**Records**:
····················

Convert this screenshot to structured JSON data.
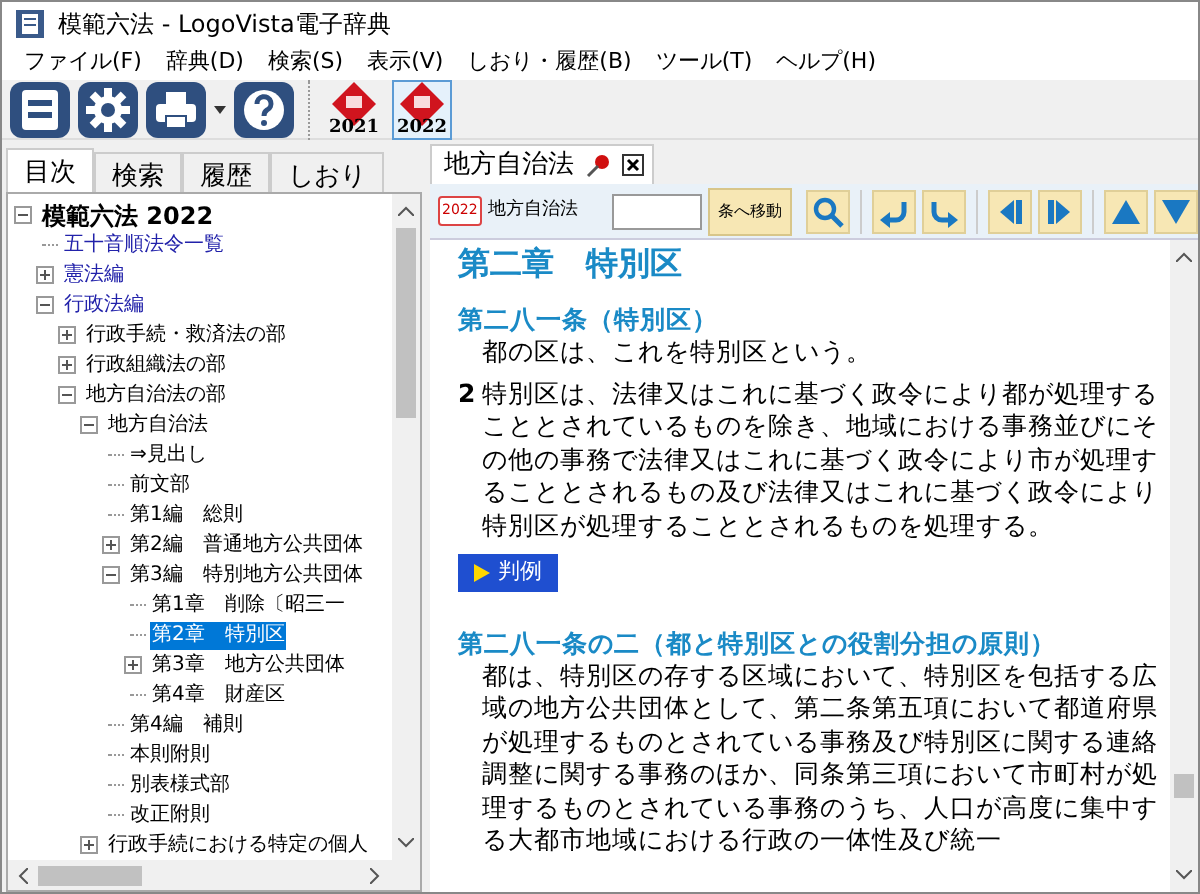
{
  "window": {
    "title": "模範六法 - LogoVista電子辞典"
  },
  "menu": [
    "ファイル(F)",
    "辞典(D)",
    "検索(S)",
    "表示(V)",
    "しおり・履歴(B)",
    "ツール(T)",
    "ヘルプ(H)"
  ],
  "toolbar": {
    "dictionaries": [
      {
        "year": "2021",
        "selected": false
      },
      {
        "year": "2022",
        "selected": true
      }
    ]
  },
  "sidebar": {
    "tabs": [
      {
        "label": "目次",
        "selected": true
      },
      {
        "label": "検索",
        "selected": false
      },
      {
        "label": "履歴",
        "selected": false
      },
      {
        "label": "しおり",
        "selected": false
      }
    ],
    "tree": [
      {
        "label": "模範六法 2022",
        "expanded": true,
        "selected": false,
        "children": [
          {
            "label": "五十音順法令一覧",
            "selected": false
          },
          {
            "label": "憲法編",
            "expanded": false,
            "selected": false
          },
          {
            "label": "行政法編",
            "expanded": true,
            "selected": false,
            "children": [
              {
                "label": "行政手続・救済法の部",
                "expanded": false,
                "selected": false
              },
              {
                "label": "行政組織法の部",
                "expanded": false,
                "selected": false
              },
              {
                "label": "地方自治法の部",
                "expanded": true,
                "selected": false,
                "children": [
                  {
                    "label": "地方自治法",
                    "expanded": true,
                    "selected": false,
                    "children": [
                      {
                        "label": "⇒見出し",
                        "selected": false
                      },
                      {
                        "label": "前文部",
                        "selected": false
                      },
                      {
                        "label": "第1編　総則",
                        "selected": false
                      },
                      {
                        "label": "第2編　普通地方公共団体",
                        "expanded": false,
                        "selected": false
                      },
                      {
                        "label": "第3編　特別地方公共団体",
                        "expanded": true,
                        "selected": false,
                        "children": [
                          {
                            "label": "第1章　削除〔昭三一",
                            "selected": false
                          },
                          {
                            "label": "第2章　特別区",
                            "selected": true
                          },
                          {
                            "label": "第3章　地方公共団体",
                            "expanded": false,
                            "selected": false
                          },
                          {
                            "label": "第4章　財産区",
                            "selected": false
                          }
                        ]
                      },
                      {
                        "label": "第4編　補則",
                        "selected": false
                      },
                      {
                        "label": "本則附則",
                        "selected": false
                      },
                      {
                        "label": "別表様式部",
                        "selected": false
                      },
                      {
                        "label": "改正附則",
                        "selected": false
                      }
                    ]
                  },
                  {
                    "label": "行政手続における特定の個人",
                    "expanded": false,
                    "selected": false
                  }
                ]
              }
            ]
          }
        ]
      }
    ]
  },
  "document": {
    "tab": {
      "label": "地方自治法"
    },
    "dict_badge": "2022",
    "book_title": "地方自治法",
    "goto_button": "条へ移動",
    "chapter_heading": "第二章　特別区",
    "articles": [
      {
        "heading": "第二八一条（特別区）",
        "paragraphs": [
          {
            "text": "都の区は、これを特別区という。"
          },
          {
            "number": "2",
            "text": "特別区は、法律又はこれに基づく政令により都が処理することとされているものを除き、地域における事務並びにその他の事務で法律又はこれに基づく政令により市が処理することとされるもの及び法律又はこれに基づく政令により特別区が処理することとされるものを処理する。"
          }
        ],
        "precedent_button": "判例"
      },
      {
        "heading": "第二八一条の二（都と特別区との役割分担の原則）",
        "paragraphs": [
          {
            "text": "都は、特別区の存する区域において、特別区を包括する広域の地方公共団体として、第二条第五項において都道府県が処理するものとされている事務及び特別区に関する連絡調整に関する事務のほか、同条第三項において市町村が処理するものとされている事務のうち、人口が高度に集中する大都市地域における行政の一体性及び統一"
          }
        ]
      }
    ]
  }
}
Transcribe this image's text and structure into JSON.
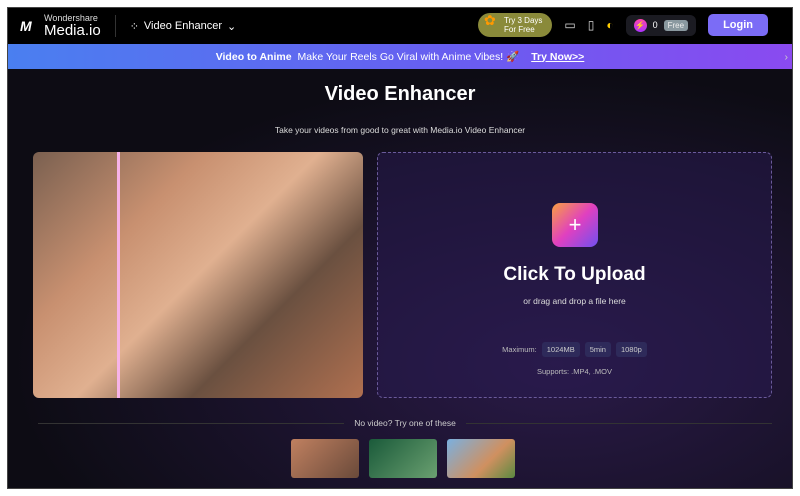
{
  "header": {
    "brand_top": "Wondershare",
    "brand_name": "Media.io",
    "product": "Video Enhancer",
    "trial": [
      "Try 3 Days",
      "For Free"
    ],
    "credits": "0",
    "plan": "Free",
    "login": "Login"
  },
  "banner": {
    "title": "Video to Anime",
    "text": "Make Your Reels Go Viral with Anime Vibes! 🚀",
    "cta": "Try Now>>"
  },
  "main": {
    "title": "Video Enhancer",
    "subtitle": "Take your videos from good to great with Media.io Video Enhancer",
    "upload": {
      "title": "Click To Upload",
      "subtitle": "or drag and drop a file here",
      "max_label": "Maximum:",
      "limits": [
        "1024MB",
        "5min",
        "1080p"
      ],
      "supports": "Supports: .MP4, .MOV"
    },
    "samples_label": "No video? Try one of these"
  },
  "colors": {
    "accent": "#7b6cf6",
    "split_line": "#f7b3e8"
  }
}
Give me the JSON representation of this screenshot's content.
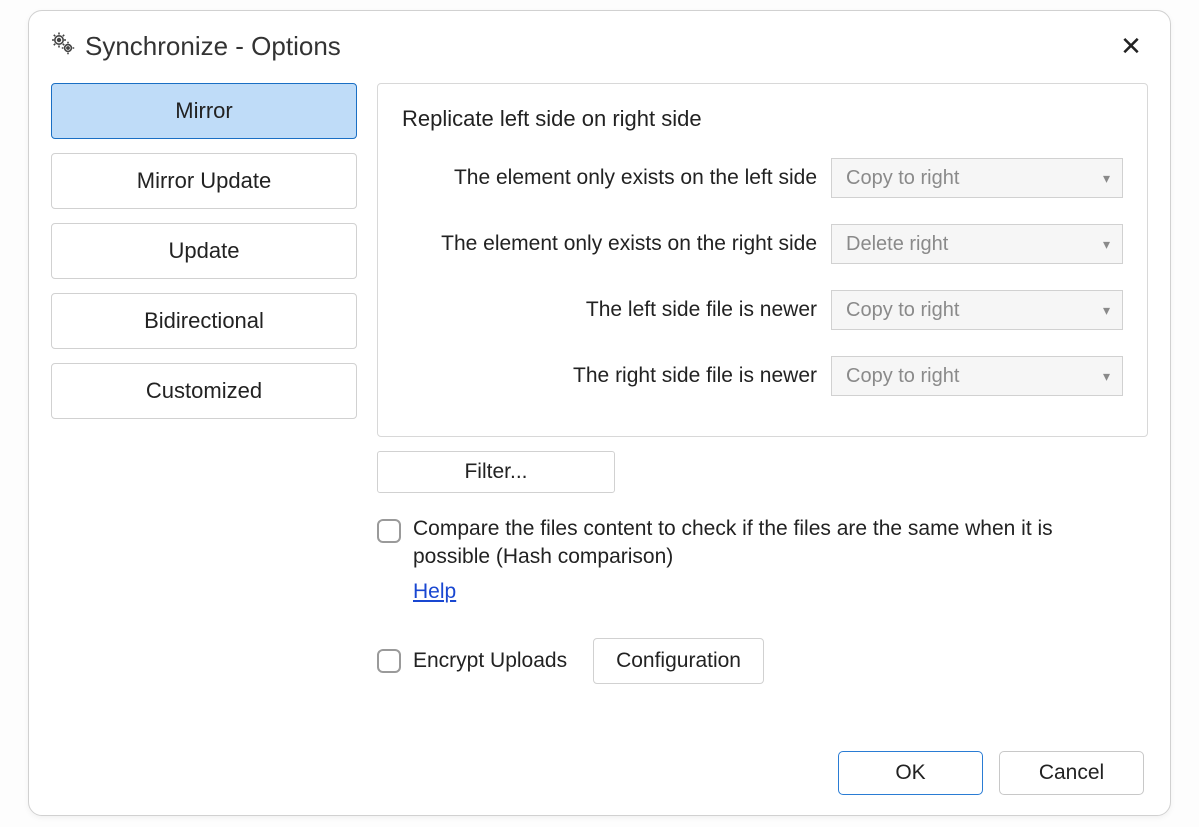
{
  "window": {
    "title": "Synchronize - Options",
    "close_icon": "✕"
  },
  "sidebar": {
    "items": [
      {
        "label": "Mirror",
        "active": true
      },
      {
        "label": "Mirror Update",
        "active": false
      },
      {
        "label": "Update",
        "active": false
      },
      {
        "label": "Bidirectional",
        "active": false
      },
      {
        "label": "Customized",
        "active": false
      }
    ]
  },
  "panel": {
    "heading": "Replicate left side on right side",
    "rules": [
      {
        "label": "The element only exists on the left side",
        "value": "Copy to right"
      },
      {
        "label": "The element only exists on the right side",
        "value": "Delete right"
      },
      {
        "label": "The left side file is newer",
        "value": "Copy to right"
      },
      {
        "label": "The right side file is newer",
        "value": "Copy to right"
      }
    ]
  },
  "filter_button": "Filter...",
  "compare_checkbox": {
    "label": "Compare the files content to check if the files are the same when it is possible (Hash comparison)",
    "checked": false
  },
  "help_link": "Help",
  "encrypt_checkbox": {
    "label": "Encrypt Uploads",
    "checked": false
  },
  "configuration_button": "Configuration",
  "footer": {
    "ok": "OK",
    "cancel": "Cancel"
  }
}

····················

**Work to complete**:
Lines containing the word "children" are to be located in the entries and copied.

**Response box**:
        "children": [
            "children": [
                "children": [
                    "children": [
                        "children": [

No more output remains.